[Data extracted from a collection]
((
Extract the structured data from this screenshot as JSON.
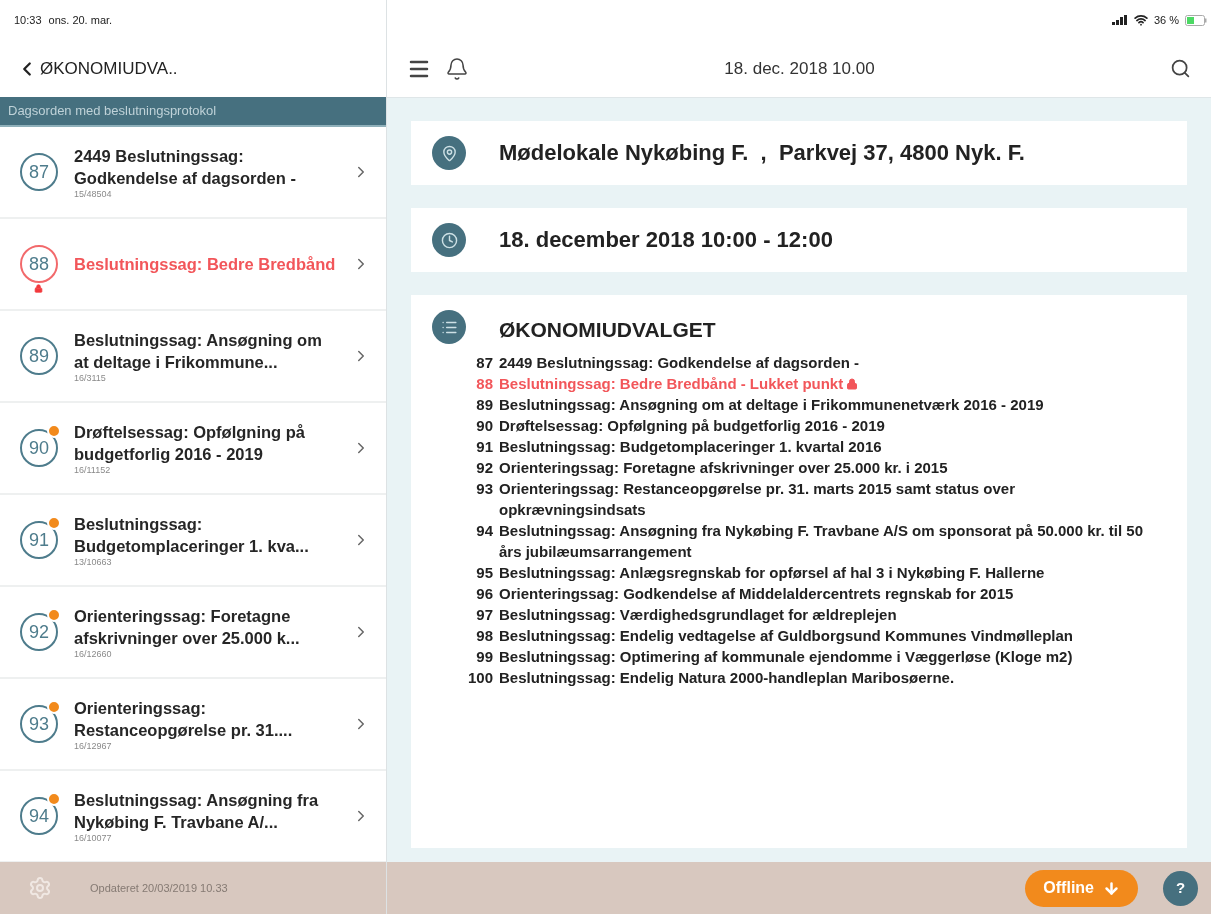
{
  "status_bar": {
    "time": "10:33",
    "date": "ons. 20. mar.",
    "battery": "36 %"
  },
  "nav": {
    "back_label": "ØKONOMIUDVA..",
    "section_header": "Dagsorden med beslutningsprotokol"
  },
  "agenda_items": [
    {
      "number": "87",
      "title": "2449 Beslutningssag: Godkendelse af dagsorden -",
      "case": "15/48504",
      "locked": false,
      "flagged": false
    },
    {
      "number": "88",
      "title": "Beslutningssag: Bedre Bredbånd",
      "locked": true,
      "flagged": false
    },
    {
      "number": "89",
      "title": "Beslutningssag: Ansøgning om at deltage i Frikommune...",
      "case": "16/3115",
      "locked": false,
      "flagged": false
    },
    {
      "number": "90",
      "title": "Drøftelsessag: Opfølgning på budgetforlig 2016 - 2019",
      "case": "16/11152",
      "locked": false,
      "flagged": true
    },
    {
      "number": "91",
      "title": "Beslutningssag: Budgetomplaceringer 1. kva...",
      "case": "13/10663",
      "locked": false,
      "flagged": true
    },
    {
      "number": "92",
      "title": "Orienteringssag: Foretagne afskrivninger over 25.000 k...",
      "case": "16/12660",
      "locked": false,
      "flagged": true
    },
    {
      "number": "93",
      "title": "Orienteringssag: Restanceopgørelse pr. 31....",
      "case": "16/12967",
      "locked": false,
      "flagged": true
    },
    {
      "number": "94",
      "title": "Beslutningssag: Ansøgning fra Nykøbing F. Travbane A/...",
      "case": "16/10077",
      "locked": false,
      "flagged": true
    }
  ],
  "sidebar_footer": {
    "updated": "Opdateret 20/03/2019 10.33"
  },
  "toolbar": {
    "title": "18. dec. 2018 10.00"
  },
  "meeting": {
    "location": "Mødelokale Nykøbing F.  ,  Parkvej 37, 4800 Nyk. F.",
    "time": "18. december 2018 10:00 - 12:00",
    "committee": "ØKONOMIUDVALGET",
    "agenda": [
      {
        "number": "87",
        "title": "2449 Beslutningssag: Godkendelse af dagsorden -",
        "locked": false
      },
      {
        "number": "88",
        "title": "Beslutningssag: Bedre Bredbånd - Lukket punkt",
        "locked": true
      },
      {
        "number": "89",
        "title": "Beslutningssag: Ansøgning om at deltage i Frikommunenetværk 2016 - 2019",
        "locked": false
      },
      {
        "number": "90",
        "title": "Drøftelsessag: Opfølgning på budgetforlig 2016 - 2019",
        "locked": false
      },
      {
        "number": "91",
        "title": "Beslutningssag: Budgetomplaceringer 1. kvartal 2016",
        "locked": false
      },
      {
        "number": "92",
        "title": "Orienteringssag: Foretagne afskrivninger over 25.000 kr. i 2015",
        "locked": false
      },
      {
        "number": "93",
        "title": "Orienteringssag: Restanceopgørelse pr. 31. marts 2015 samt status over opkrævningsindsats",
        "locked": false
      },
      {
        "number": "94",
        "title": "Beslutningssag: Ansøgning fra Nykøbing F. Travbane A/S om sponsorat på 50.000 kr. til 50 års jubilæumsarrangement",
        "locked": false
      },
      {
        "number": "95",
        "title": "Beslutningssag: Anlægsregnskab for opførsel af hal 3 i Nykøbing F. Hallerne",
        "locked": false
      },
      {
        "number": "96",
        "title": "Orienteringssag: Godkendelse af Middelaldercentrets regnskab for 2015",
        "locked": false
      },
      {
        "number": "97",
        "title": "Beslutningssag: Værdighedsgrundlaget for ældreplejen",
        "locked": false
      },
      {
        "number": "98",
        "title": "Beslutningssag: Endelig vedtagelse af Guldborgsund Kommunes Vindmølleplan",
        "locked": false
      },
      {
        "number": "99",
        "title": "Beslutningssag: Optimering af kommunale ejendomme i Væggerløse (Kloge m2)",
        "locked": false
      },
      {
        "number": "100",
        "title": "Beslutningssag: Endelig Natura 2000-handleplan Maribosøerne.",
        "locked": false
      }
    ]
  },
  "footer": {
    "offline_button": "Offline",
    "help_button": "?"
  }
}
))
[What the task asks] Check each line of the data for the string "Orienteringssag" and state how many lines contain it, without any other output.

[Task result] 5